[SUPPLIED RECORDS]:
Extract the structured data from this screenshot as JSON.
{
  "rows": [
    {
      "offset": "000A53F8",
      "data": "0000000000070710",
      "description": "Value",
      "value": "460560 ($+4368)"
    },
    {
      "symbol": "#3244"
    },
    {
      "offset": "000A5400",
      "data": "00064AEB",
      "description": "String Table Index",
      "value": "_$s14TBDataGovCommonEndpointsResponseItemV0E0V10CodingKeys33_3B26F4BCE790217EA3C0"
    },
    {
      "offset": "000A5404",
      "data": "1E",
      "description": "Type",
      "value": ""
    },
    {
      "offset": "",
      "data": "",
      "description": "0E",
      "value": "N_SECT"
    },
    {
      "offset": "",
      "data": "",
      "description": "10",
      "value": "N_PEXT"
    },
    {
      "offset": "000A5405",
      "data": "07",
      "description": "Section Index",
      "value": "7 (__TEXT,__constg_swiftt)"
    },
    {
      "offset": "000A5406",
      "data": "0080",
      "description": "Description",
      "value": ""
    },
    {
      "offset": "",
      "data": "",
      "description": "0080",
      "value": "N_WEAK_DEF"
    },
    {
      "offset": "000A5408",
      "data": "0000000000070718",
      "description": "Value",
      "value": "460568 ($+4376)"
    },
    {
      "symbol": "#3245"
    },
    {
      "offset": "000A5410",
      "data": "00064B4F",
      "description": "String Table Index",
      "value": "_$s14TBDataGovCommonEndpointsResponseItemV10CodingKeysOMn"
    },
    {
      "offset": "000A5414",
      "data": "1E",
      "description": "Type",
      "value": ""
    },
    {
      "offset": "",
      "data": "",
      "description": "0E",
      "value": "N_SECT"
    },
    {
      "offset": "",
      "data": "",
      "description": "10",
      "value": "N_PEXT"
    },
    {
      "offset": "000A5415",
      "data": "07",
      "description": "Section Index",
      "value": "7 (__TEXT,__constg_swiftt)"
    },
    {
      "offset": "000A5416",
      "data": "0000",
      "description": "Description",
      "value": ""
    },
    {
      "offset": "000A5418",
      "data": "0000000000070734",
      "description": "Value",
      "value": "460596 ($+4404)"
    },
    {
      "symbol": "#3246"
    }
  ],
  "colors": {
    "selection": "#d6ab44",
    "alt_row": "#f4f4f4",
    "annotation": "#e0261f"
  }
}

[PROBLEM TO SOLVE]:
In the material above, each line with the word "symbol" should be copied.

[EXERCISE OUTPUT]:
      "symbol": "#3244"
      "symbol": "#3245"
      "symbol": "#3246"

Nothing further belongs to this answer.